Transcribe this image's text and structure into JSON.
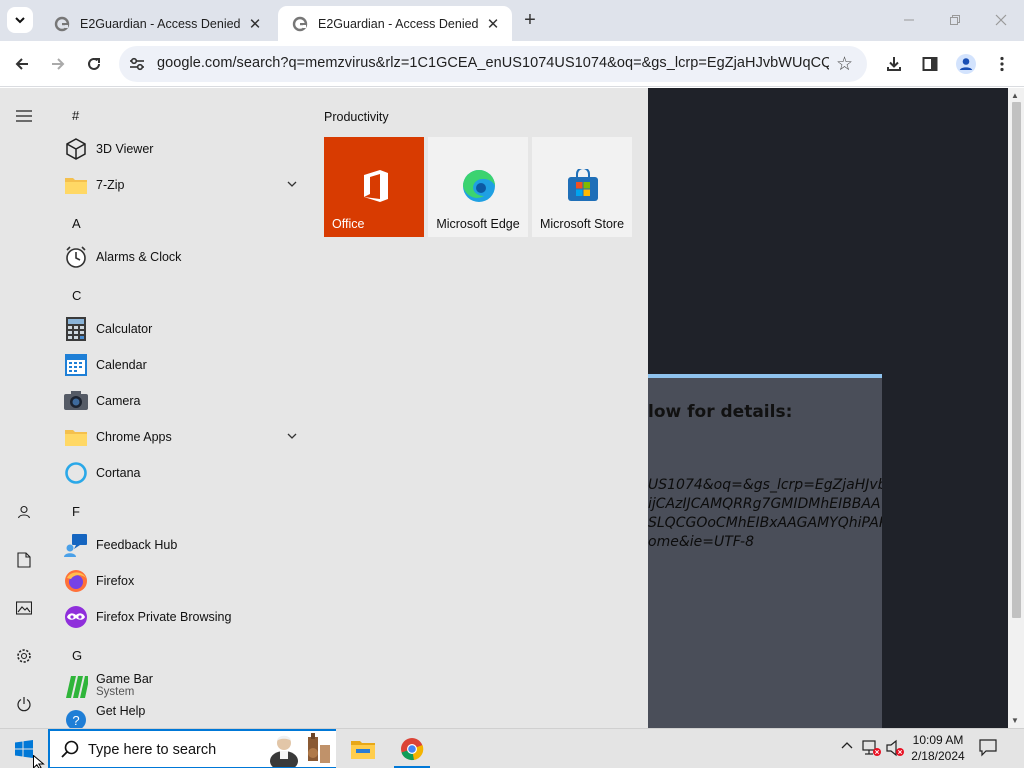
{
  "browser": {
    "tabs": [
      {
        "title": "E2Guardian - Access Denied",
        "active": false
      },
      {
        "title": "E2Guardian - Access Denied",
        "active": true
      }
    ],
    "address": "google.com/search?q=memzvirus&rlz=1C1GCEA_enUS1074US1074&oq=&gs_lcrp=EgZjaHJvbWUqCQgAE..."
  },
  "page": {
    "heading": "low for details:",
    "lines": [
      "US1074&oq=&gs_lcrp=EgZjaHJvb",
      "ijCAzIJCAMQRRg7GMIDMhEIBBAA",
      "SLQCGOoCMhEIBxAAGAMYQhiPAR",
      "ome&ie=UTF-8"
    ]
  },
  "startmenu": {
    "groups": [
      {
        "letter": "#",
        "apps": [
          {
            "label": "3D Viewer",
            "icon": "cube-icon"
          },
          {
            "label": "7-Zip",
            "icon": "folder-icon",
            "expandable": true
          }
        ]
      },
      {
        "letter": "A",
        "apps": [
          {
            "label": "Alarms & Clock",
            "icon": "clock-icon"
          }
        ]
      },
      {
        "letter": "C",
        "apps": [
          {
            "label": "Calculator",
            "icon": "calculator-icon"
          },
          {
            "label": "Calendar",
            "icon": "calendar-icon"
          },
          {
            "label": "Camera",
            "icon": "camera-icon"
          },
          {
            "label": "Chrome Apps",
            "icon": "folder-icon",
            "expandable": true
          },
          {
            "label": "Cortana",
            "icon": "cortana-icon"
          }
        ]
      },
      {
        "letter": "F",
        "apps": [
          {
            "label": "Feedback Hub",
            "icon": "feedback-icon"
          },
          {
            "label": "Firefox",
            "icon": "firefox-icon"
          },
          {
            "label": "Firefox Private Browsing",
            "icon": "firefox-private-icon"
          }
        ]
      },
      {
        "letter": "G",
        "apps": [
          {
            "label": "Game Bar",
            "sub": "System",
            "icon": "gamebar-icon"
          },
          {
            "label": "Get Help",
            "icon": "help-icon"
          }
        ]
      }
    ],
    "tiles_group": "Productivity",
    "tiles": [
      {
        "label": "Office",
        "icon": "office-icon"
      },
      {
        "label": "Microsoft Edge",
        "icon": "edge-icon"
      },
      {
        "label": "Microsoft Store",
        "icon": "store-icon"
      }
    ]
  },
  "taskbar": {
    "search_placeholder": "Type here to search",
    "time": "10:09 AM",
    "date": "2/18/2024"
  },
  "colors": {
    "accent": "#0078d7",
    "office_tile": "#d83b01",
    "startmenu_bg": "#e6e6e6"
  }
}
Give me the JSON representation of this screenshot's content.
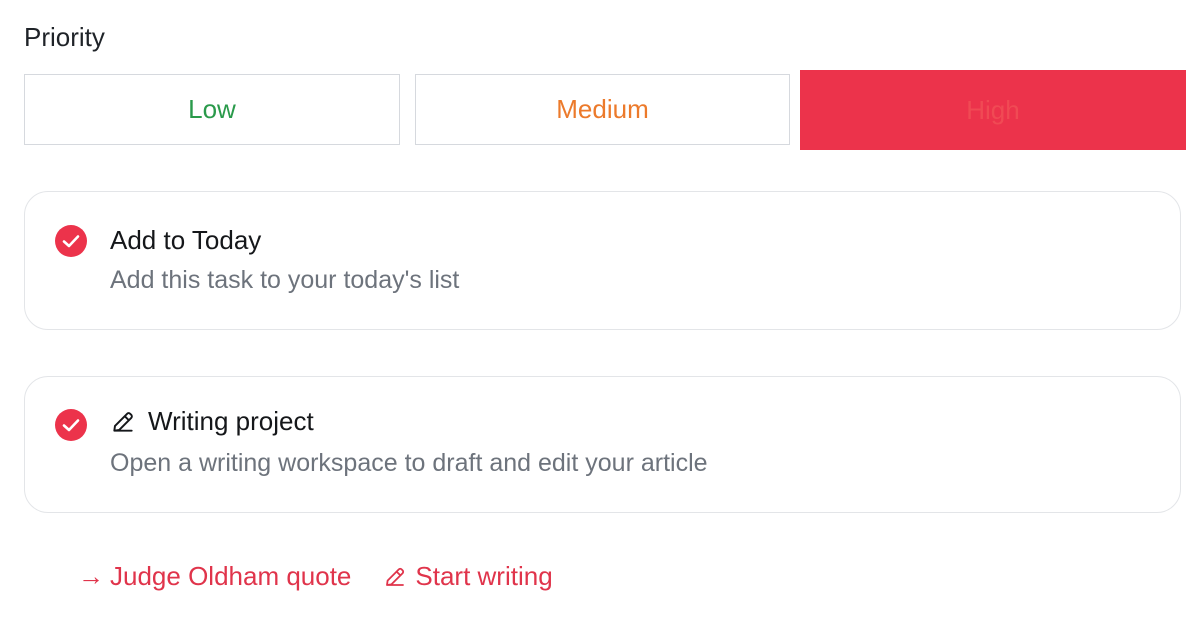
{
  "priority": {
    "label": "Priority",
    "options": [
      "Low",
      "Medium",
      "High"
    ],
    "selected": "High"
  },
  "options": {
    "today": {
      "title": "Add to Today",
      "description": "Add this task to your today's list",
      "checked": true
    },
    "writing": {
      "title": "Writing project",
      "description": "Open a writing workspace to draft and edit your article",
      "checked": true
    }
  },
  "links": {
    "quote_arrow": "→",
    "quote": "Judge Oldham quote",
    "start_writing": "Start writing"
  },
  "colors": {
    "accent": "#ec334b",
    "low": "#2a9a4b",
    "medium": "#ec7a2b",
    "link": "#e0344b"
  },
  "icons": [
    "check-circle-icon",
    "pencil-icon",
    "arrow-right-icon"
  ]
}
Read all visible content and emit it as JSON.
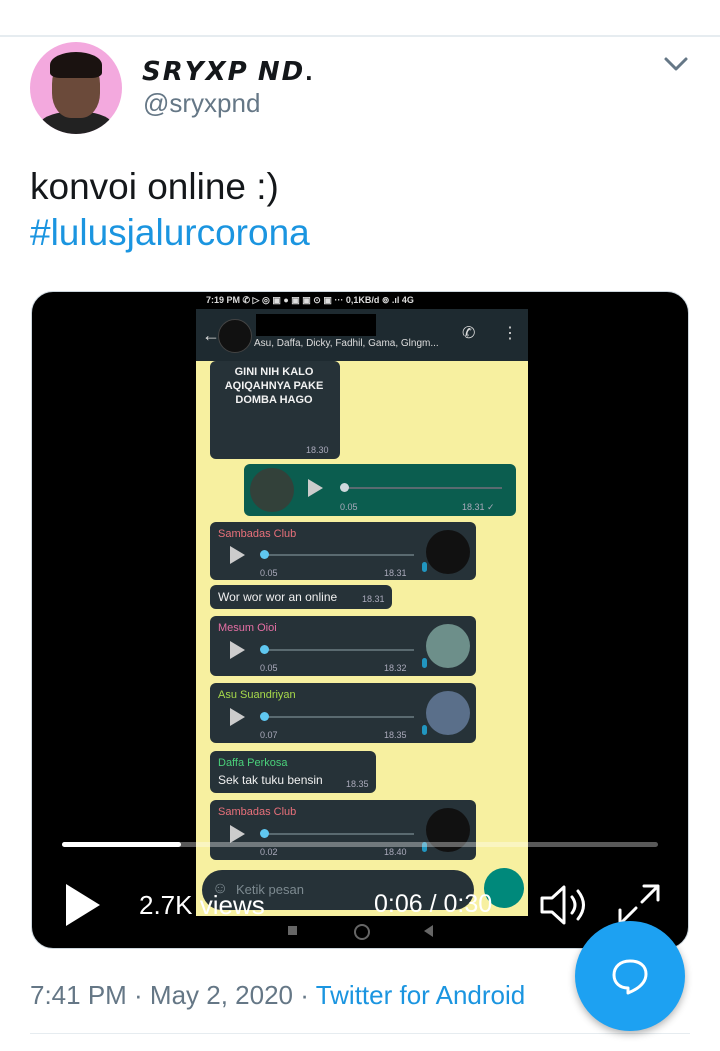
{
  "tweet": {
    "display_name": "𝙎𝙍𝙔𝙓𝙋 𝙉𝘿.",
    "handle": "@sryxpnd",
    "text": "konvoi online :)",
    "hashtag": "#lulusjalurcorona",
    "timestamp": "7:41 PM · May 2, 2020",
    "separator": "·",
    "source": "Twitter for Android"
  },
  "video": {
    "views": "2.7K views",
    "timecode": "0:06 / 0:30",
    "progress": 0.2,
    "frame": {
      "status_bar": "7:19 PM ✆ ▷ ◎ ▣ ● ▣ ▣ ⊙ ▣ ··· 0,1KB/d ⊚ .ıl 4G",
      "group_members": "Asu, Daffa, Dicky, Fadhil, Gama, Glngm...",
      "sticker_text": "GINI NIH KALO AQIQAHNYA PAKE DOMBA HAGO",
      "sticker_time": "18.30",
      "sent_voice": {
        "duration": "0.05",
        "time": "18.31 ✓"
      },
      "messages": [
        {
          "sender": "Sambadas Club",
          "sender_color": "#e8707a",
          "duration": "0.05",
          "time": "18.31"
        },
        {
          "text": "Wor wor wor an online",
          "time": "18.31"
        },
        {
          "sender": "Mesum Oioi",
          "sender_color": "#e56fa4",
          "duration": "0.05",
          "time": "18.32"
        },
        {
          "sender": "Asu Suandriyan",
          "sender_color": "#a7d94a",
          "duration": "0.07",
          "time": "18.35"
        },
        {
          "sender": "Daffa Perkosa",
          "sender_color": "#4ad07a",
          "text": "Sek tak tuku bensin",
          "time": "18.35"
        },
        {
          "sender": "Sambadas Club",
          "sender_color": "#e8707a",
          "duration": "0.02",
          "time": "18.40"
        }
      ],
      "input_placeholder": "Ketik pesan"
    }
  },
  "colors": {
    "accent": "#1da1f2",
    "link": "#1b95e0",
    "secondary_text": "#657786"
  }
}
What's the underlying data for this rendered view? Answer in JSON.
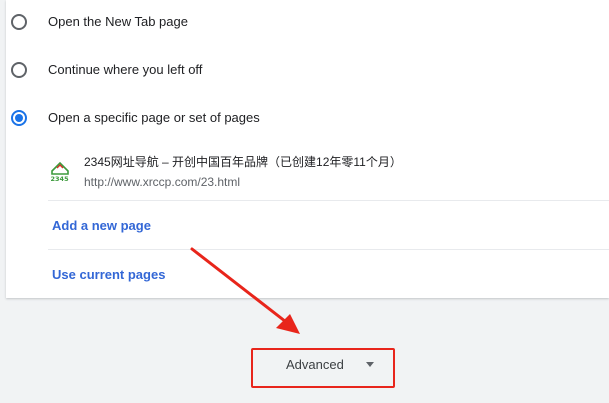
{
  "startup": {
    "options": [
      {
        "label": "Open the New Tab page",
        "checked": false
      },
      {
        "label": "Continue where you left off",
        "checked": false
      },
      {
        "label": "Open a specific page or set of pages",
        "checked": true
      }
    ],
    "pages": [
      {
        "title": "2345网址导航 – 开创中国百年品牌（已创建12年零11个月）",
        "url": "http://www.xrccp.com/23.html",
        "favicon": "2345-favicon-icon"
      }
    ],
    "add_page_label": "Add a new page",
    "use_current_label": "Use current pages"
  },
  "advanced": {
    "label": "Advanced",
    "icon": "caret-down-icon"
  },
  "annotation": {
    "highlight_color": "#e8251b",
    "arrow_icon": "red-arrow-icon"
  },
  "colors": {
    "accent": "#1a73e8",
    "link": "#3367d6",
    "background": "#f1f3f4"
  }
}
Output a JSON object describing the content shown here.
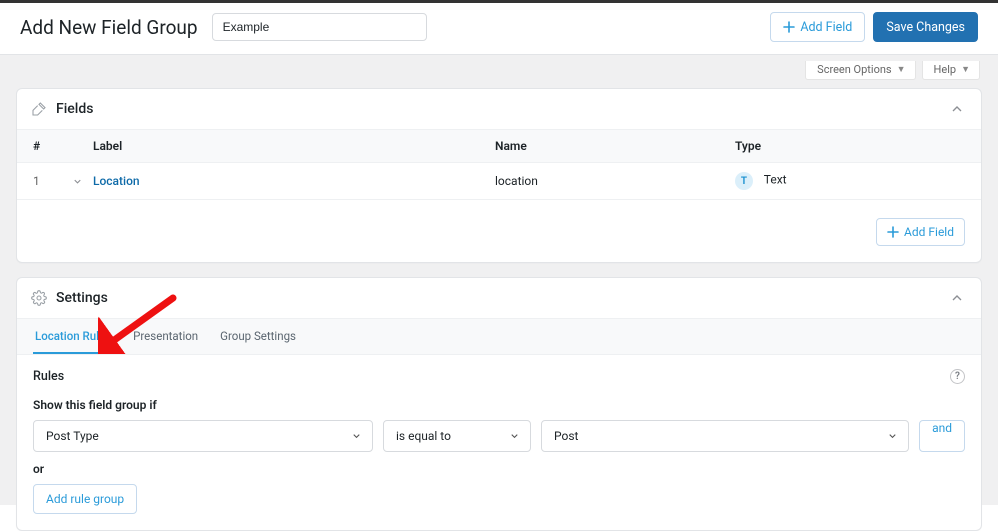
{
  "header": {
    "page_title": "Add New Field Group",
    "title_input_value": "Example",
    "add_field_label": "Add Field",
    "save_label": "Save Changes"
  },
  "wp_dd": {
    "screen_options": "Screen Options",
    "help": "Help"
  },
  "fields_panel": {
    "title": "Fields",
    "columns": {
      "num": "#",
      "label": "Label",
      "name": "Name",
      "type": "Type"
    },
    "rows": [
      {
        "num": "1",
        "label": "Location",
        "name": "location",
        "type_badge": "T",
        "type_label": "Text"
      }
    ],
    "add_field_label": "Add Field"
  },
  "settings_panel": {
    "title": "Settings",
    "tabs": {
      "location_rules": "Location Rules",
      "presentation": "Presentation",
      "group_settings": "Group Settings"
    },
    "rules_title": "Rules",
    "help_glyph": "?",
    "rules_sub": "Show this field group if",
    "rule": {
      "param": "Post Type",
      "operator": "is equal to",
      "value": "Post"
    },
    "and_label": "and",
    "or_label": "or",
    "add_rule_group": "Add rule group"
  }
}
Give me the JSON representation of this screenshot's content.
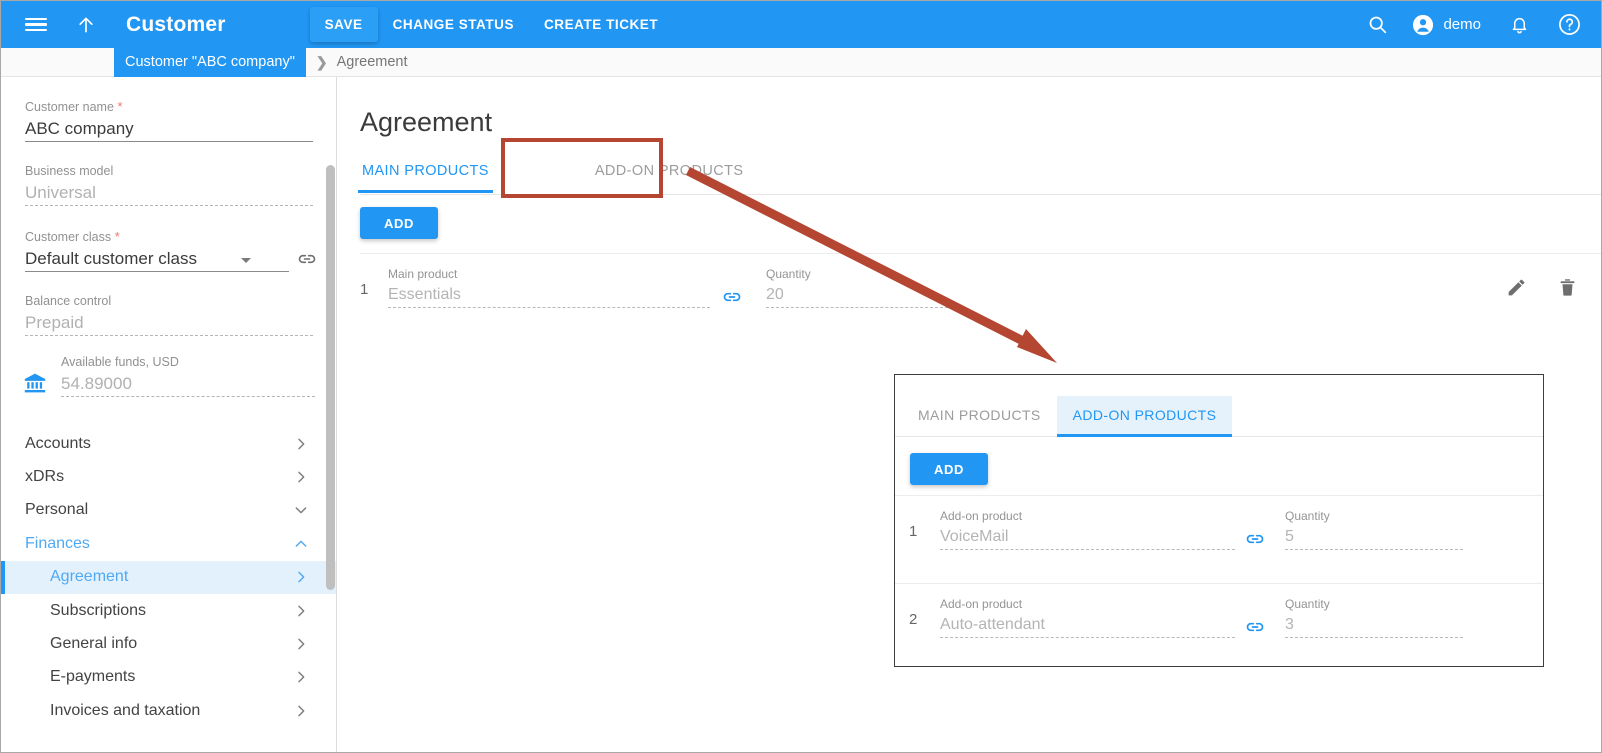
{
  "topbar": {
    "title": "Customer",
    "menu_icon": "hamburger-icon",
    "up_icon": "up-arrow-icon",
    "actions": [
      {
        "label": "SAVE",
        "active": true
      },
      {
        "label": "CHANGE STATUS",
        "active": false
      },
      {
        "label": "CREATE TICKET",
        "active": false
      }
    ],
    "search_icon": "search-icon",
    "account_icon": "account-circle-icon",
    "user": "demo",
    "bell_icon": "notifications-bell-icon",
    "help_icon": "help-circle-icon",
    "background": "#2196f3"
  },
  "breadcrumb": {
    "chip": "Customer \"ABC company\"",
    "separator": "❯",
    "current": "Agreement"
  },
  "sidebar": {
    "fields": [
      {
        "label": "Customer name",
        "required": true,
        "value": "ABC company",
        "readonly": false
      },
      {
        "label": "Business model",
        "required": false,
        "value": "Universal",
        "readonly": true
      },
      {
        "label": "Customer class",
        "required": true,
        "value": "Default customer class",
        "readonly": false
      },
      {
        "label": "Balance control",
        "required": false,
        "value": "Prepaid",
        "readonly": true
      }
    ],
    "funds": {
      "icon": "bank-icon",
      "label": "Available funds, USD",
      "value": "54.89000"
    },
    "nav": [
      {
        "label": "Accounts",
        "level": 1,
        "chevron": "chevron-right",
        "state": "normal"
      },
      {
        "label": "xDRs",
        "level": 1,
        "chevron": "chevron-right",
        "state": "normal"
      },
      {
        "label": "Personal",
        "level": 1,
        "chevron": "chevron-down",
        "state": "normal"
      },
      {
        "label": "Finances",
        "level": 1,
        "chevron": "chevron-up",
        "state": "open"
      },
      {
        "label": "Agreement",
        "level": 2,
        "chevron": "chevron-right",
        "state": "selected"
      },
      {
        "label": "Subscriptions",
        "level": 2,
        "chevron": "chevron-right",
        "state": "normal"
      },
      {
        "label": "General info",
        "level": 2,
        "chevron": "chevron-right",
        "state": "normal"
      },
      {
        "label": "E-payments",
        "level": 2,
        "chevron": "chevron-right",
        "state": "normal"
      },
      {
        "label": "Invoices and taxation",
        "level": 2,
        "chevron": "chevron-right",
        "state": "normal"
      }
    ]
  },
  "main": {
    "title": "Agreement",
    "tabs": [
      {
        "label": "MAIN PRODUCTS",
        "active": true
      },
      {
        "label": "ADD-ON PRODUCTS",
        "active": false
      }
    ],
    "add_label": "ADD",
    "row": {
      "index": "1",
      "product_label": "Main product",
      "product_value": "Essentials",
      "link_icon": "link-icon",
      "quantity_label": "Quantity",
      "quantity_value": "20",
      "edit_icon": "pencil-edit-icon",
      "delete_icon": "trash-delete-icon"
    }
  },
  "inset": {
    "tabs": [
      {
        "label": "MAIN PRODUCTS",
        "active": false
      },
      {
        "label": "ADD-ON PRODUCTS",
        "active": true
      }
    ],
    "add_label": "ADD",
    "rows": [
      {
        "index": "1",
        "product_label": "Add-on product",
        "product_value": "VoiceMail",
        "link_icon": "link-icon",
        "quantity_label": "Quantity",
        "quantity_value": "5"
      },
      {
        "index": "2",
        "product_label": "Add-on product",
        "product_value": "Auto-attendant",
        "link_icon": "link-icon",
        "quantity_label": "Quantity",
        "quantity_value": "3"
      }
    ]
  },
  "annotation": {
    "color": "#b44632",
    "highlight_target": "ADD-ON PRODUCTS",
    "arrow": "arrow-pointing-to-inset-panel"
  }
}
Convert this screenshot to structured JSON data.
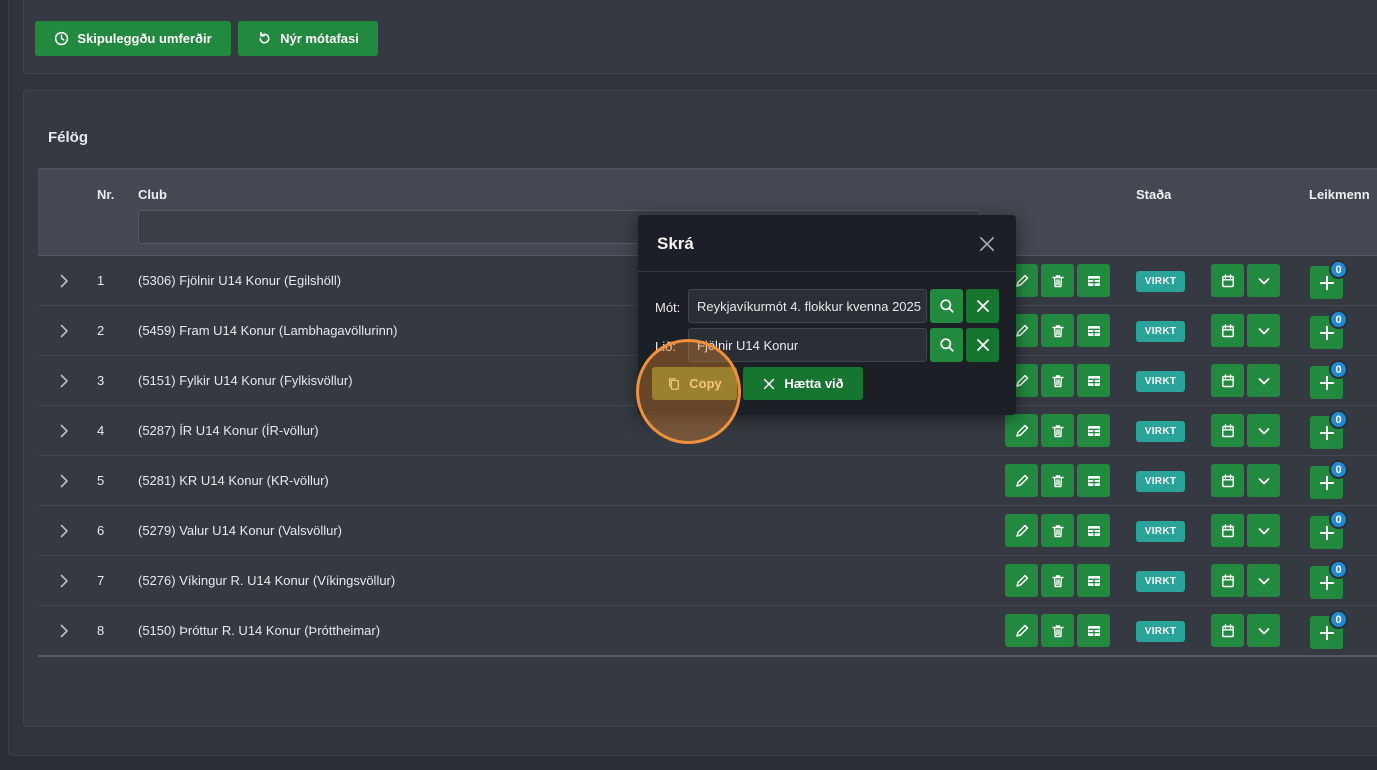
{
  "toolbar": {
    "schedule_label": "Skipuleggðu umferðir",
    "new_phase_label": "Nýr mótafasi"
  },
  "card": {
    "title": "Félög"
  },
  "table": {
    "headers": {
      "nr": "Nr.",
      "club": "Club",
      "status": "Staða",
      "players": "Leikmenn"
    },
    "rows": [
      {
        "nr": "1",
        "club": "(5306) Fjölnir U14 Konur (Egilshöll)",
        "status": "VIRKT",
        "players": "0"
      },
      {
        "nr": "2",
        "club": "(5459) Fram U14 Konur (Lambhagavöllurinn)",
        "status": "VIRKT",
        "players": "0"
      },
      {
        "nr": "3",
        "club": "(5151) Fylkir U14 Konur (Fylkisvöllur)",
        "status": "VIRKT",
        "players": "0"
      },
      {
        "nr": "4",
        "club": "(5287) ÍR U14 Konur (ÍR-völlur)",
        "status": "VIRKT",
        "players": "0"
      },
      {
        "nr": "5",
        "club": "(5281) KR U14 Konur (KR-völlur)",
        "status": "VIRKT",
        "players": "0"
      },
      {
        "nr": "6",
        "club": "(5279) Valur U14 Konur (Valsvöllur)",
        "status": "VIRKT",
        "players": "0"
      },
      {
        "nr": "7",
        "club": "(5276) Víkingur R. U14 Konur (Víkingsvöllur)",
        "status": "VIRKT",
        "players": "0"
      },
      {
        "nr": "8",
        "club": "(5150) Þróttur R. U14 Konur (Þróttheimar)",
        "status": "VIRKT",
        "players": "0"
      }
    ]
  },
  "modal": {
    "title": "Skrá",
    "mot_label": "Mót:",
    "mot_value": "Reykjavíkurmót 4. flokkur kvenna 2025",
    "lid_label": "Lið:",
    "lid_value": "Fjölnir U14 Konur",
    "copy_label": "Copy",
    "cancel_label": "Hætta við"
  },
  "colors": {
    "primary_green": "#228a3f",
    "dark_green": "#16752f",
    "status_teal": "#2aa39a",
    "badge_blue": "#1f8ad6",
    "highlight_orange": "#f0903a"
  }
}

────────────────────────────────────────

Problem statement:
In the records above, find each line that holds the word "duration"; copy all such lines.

Answer box:
        "duration": "0.05",
          "duration": "0.05",
          "duration": "0.05",
          "duration": "0.07",
          "duration": "0.02",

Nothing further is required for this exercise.